“Needless to say, we knew each other pretty well,” Heinsohn says of Philadelphia and Boston. “We had six set plays, and everybody in the League knew we had six set plays. But we were like the old Green Bay Packers and their sweep. Execution counts. We had so many counter moves off the plays, so people never knew what we would do.”

The 1962 Eastern Conference final matchup between Boston and Philadelphia was a seven-game classic that was decided in the final seconds of a two-point Celtic win. Afterward, Attles reports there was some grousing in the Warriors’ locker room about a controversial referee’s call at game’s end. Arizin put an immediate end to the complaining.

“He stood up and said, ‘We just were not good enough,’” Attles says. “That put a lid on it. That was Paul Arizin.”

After that season, Warriors owner Eddie Gottlieb sold the team and moved it to California, two years after the Lakers had migrated there from Minneapolis. Arizin didn’t like that too much and decided he would rather retire than head west, despite averaging 21.9 ppg in ’61-62. “He had three more years in his career,” Hill says. Arizin also had a house at the Jersey shore, a family that would eventually include four children and a new job with IBM as a sales manager.

“It wasn’t like it is now, where if you play one more year, you can retire forever,” says Heinsohn, who built a successful life insurance business while playing. “Everybody had to do something else.”

So, Arizin went to work for IBM and played with the Camden Bullets in the Eastern League, a 10-time All-Star in the semi-pro ranks. But he loved his family and his city, just as he adored the game. It’s hard to imagine one of today’s stars following the same path, but pro basketball in the early ‘60s barely resembled its 21st century counterpart. Arizin, however, would have been quite recognizable today, thanks to his athletic ability, his jump shot and all-around offensive game.

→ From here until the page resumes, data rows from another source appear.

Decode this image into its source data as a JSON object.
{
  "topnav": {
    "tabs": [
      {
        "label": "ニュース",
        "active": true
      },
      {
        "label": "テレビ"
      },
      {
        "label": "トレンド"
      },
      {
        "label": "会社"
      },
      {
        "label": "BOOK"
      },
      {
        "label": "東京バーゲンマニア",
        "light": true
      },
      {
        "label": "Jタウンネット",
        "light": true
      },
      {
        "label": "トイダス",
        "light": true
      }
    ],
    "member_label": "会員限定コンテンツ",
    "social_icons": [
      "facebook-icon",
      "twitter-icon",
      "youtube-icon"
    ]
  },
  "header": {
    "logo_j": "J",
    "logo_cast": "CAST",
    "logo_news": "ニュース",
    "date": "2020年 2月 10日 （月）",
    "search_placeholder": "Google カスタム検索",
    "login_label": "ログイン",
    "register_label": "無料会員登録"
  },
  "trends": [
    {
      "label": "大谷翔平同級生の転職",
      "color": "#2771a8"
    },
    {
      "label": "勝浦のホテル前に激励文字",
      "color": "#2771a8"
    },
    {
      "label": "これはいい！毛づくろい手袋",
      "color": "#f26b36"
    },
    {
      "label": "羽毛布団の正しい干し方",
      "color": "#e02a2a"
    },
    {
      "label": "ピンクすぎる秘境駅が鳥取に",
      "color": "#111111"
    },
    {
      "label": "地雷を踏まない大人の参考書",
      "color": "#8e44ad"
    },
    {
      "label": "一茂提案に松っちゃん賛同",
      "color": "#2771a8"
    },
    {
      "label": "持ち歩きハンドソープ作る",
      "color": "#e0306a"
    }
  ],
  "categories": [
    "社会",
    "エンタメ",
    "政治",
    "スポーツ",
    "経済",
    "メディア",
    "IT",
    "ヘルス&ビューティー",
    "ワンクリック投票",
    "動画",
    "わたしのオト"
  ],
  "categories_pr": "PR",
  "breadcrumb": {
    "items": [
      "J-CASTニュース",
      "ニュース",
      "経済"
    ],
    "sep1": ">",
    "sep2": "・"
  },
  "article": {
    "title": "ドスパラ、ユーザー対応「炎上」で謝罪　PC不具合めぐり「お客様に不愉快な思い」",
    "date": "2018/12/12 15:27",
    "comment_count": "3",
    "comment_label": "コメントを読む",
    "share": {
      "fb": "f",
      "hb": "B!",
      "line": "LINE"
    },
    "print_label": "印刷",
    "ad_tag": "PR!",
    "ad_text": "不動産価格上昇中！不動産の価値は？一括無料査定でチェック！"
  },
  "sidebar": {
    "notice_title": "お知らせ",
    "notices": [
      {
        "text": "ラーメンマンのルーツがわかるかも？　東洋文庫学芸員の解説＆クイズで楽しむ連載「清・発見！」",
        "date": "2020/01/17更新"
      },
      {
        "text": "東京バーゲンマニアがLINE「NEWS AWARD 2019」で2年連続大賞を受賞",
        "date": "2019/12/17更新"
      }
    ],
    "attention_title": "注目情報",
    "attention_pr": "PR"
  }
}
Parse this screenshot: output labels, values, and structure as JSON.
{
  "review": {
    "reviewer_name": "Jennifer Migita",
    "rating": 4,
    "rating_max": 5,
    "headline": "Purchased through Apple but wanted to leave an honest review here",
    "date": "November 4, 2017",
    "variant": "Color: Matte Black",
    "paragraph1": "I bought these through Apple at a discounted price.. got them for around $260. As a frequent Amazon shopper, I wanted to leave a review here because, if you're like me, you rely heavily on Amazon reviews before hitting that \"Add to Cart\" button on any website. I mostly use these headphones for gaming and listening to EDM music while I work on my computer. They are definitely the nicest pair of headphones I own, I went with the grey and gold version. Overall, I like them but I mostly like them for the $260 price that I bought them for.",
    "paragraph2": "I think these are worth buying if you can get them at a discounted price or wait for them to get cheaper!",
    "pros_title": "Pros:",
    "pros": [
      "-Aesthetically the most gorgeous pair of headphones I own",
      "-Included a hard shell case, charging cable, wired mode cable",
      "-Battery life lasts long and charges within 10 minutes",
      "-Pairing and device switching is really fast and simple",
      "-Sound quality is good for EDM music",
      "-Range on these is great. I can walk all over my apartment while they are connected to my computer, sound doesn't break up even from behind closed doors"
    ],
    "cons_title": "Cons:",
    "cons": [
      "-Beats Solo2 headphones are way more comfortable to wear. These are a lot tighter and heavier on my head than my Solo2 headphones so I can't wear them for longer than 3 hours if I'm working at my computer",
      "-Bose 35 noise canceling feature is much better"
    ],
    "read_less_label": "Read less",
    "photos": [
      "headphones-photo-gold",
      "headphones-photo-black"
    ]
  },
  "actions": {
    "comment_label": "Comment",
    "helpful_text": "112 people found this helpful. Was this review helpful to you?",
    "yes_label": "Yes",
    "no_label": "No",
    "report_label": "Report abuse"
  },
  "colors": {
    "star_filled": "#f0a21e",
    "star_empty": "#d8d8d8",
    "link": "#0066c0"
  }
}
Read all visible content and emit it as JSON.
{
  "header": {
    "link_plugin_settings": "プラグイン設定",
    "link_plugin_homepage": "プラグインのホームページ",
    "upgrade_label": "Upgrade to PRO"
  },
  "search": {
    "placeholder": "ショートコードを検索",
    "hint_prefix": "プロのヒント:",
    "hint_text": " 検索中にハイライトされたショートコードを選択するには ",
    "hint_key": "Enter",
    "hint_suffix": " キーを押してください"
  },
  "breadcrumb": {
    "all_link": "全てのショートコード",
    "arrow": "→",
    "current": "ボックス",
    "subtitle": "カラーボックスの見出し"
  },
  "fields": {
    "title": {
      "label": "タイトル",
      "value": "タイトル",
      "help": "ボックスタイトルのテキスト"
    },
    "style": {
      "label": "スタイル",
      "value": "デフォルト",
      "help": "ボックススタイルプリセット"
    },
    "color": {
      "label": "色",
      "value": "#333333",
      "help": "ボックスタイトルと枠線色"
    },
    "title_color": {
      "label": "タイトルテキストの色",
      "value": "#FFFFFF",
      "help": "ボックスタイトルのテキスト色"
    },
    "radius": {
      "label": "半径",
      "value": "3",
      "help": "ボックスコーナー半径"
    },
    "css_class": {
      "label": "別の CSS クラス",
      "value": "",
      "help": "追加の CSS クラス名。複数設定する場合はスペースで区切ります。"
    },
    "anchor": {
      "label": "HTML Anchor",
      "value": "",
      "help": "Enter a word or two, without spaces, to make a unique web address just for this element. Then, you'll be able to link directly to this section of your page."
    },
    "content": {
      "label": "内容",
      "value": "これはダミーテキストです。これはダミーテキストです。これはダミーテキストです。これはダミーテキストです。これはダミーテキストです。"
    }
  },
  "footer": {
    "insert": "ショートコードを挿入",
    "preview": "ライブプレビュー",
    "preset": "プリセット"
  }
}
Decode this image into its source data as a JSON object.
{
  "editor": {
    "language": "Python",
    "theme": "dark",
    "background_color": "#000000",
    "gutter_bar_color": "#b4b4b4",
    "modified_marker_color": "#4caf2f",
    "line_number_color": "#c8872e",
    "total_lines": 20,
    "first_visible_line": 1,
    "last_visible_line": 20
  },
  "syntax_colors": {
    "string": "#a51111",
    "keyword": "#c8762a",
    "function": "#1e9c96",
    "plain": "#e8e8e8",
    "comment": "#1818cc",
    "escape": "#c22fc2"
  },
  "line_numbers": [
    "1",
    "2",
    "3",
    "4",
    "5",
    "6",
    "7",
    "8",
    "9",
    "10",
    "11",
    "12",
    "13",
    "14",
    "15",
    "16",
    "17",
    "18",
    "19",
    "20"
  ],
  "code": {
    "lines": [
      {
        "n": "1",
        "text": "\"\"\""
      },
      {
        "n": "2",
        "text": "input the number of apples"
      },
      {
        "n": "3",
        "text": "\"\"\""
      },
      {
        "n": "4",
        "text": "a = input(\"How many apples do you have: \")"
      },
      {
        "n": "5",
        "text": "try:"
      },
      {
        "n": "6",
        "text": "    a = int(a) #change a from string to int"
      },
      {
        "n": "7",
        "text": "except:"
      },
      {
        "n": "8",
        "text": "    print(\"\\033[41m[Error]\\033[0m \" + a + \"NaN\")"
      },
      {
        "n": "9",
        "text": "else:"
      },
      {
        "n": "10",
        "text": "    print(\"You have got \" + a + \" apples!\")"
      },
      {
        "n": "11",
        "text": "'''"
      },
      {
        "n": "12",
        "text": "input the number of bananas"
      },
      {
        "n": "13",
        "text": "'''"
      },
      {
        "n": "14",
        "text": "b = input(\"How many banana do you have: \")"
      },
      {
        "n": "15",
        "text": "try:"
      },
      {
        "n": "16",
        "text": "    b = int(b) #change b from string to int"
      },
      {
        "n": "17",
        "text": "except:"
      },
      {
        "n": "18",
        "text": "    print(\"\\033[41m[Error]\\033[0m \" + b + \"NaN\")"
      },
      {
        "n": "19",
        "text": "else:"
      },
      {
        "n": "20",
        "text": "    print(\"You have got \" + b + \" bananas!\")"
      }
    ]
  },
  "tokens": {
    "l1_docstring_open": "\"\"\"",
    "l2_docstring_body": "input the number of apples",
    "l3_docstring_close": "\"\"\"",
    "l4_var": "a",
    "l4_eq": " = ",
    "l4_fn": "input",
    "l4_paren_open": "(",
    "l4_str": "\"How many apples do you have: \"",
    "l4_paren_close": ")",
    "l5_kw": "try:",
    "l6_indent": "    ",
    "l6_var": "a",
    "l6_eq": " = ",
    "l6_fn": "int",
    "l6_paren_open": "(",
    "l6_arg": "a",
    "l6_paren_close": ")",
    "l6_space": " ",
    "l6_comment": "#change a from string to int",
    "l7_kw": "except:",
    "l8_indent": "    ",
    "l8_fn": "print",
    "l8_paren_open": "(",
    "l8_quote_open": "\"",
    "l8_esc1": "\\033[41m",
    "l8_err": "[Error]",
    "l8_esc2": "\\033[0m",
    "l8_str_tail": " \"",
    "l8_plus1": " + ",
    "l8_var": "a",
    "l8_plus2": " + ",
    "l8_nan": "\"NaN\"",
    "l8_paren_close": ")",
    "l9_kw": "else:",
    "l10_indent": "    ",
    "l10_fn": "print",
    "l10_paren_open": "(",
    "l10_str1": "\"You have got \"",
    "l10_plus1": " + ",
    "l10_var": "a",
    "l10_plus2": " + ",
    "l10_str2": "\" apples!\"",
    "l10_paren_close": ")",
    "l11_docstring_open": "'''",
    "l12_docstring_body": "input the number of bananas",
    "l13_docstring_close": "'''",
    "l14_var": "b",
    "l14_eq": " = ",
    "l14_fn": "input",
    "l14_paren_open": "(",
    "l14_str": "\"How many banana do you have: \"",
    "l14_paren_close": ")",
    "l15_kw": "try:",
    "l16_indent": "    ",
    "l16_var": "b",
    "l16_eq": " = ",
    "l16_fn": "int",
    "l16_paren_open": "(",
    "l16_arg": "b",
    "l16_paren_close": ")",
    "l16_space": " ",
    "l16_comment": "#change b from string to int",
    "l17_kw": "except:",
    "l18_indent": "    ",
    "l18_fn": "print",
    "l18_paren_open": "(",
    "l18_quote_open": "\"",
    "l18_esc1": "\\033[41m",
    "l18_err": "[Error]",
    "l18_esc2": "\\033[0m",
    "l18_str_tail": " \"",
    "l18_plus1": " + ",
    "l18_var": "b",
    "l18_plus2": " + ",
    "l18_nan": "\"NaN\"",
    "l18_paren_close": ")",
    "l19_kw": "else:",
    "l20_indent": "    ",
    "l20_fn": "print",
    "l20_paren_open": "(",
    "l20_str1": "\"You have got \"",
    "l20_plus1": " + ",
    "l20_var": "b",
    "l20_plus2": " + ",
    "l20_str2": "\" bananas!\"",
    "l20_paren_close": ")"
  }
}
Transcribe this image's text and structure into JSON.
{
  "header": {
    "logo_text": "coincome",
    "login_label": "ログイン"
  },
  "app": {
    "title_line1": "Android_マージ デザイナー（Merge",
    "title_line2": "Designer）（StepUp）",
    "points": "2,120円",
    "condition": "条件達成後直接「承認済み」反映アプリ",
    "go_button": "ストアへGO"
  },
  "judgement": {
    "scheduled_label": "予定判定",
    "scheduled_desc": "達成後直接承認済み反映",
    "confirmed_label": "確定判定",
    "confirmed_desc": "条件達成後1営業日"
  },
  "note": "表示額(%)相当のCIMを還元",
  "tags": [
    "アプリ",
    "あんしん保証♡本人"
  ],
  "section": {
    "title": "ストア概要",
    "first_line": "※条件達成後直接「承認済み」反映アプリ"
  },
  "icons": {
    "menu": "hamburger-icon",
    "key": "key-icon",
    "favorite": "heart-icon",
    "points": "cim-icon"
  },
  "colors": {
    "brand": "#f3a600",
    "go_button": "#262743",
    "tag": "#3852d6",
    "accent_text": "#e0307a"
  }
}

No matter how it all sounded.

Michael Bradley is a Senior Writer at SLAM. Follow him on Twitter @DailyHombre.